The Minister for Veterans’ Affairs and Minister Assisting the Prime Minister for the Centenary of ANZAC, Dan Tehan, today officially opened the Vietnam Veterans’ Association of Australia’s 2016 National Congress in Canberra.
Mr Tehan paid tribute to the some 60,000 Australians who served their country in the Vietnam War from 1962 until 1975.
“Australia suffered 521 dead and more than 3000 wounded during the Vietnam War and many more veterans suffered, and continue to suffer, as a result of their service,” Mr Tehan said.
“Australians were involved in many engagements, including Operation Crimp in January 1966, 1968’s heavy fighting around Bien Hoa and Long Binh during Operation Coburg at the time of the Tet Offensive, the battles for Fire Support Bases Coral and Balmoral, actions during Operation Goodwood around Hat Dich in 1968-69, the battle of Binha Ba in 1969 and in 1971 the Battle of Long Khanh.
“We must never forget the price that our Vietnam veterans paid for their service, especially this year, in which we mark the 50th anniversary of the Battle of Long Tan on 18 August.
“The bravery, tenacity and sacrifice of the Australian and New Zealand soldiers in the Battle of Long Tan, and the support provided to them by the RAAF and by artillerymen from Australia, New Zealand and the United States are remembered as one of the Vietnam War’s defining moments.
“That victory has come to symbolise Australia’s involvement in the Vietnam War. The commemorations for the Battle of Long Tan this year will honour all Australians who served their country during the Vietnam War.”
Mr Tehan also acknowledged the role the Vietnam Veterans’ Association of Australia had played in the establishment of a dedicated counselling service to meet the needs of veterans and their families.
“It was the Association’s efforts during the difficult period following the Vietnam War that resulted in the establishment of the Vietnam Veterans Counselling Service, now known as the Veterans and Veterans Families Counselling Service (VVCS),” he said.

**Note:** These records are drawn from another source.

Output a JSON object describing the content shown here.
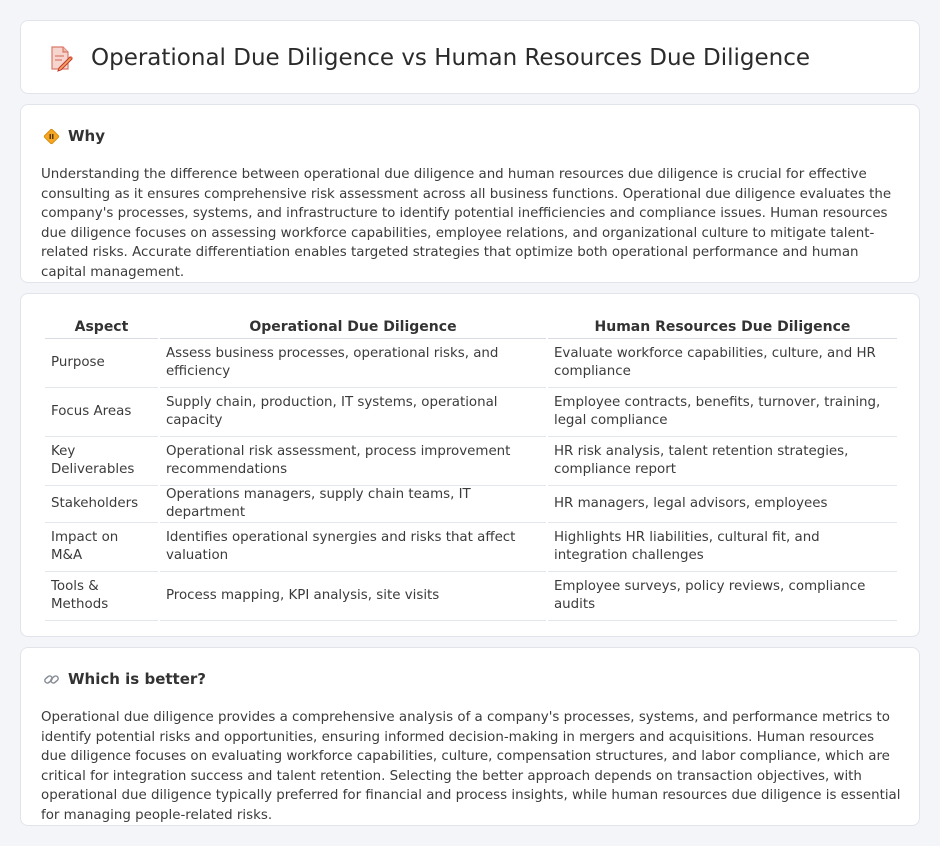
{
  "header": {
    "title": "Operational Due Diligence vs Human Resources Due Diligence",
    "icon": "document-pencil-icon"
  },
  "why": {
    "icon": "diamond-sign-icon",
    "title": "Why",
    "text": "Understanding the difference between operational due diligence and human resources due diligence is crucial for effective consulting as it ensures comprehensive risk assessment across all business functions. Operational due diligence evaluates the company's processes, systems, and infrastructure to identify potential inefficiencies and compliance issues. Human resources due diligence focuses on assessing workforce capabilities, employee relations, and organizational culture to mitigate talent-related risks. Accurate differentiation enables targeted strategies that optimize both operational performance and human capital management."
  },
  "comparison": {
    "headers": [
      "Aspect",
      "Operational Due Diligence",
      "Human Resources Due Diligence"
    ],
    "rows": [
      [
        "Purpose",
        "Assess business processes, operational risks, and efficiency",
        "Evaluate workforce capabilities, culture, and HR compliance"
      ],
      [
        "Focus Areas",
        "Supply chain, production, IT systems, operational capacity",
        "Employee contracts, benefits, turnover, training, legal compliance"
      ],
      [
        "Key Deliverables",
        "Operational risk assessment, process improvement recommendations",
        "HR risk analysis, talent retention strategies, compliance report"
      ],
      [
        "Stakeholders",
        "Operations managers, supply chain teams, IT department",
        "HR managers, legal advisors, employees"
      ],
      [
        "Impact on M&A",
        "Identifies operational synergies and risks that affect valuation",
        "Highlights HR liabilities, cultural fit, and integration challenges"
      ],
      [
        "Tools & Methods",
        "Process mapping, KPI analysis, site visits",
        "Employee surveys, policy reviews, compliance audits"
      ]
    ]
  },
  "better": {
    "icon": "link-icon",
    "title": "Which is better?",
    "text": "Operational due diligence provides a comprehensive analysis of a company's processes, systems, and performance metrics to identify potential risks and opportunities, ensuring informed decision-making in mergers and acquisitions. Human resources due diligence focuses on evaluating workforce capabilities, culture, compensation structures, and labor compliance, which are critical for integration success and talent retention. Selecting the better approach depends on transaction objectives, with operational due diligence typically preferred for financial and process insights, while human resources due diligence is essential for managing people-related risks."
  }
}
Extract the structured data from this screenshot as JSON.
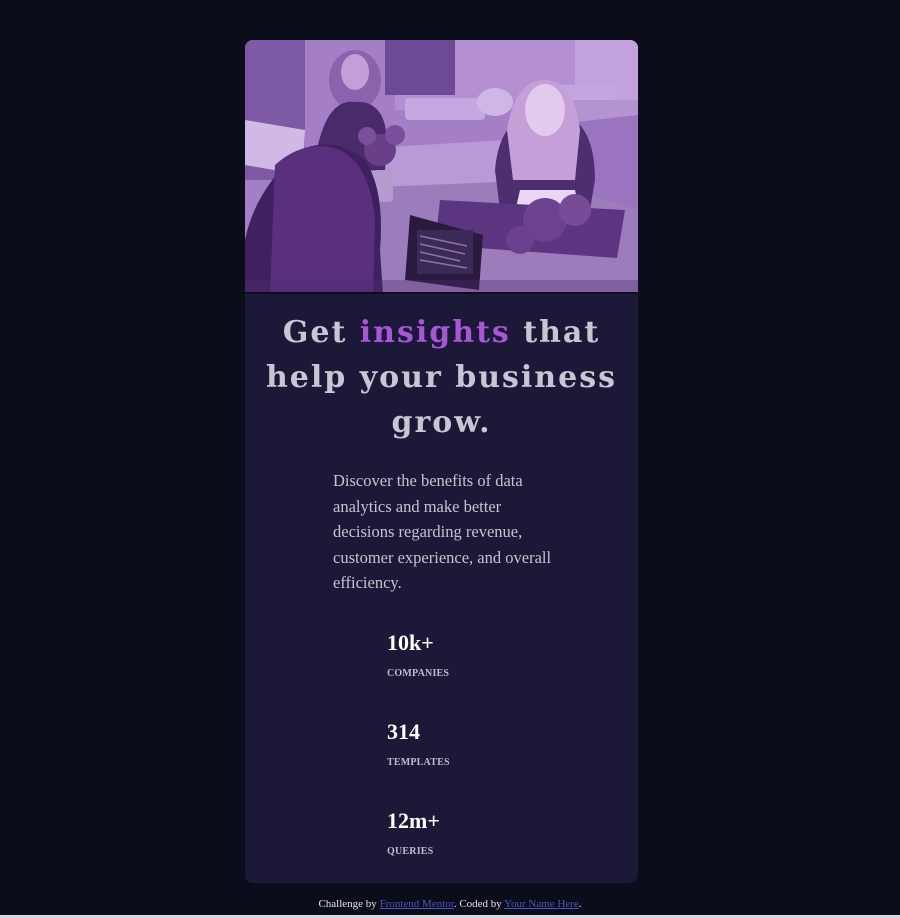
{
  "colors": {
    "page_background": "#0b0d1a",
    "card_background": "#1b1937",
    "accent": "#a855d6",
    "photo_tint": "#a47fc7",
    "heading_text": "#c9c6d4",
    "link": "#4a55c4"
  },
  "hero": {
    "image_icon": "team-working-at-desk-photo"
  },
  "headline": {
    "before": "Get ",
    "accent": "insights",
    "after": " that help your business grow."
  },
  "description": "Discover the benefits of data analytics and make better decisions regarding revenue, customer experience, and overall efficiency.",
  "stats": [
    {
      "value": "10k+",
      "label": "COMPANIES"
    },
    {
      "value": "314",
      "label": "TEMPLATES"
    },
    {
      "value": "12m+",
      "label": "QUERIES"
    }
  ],
  "attribution": {
    "prefix": "Challenge by ",
    "frontend_mentor": "Frontend Mentor",
    "middle": ". Coded by ",
    "author": "Your Name Here",
    "suffix": "."
  }
}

“VVCS is a legacy of Australia’s Vietnam veterans — because of their efforts veterans around Australia can access specialised mental health and support services.”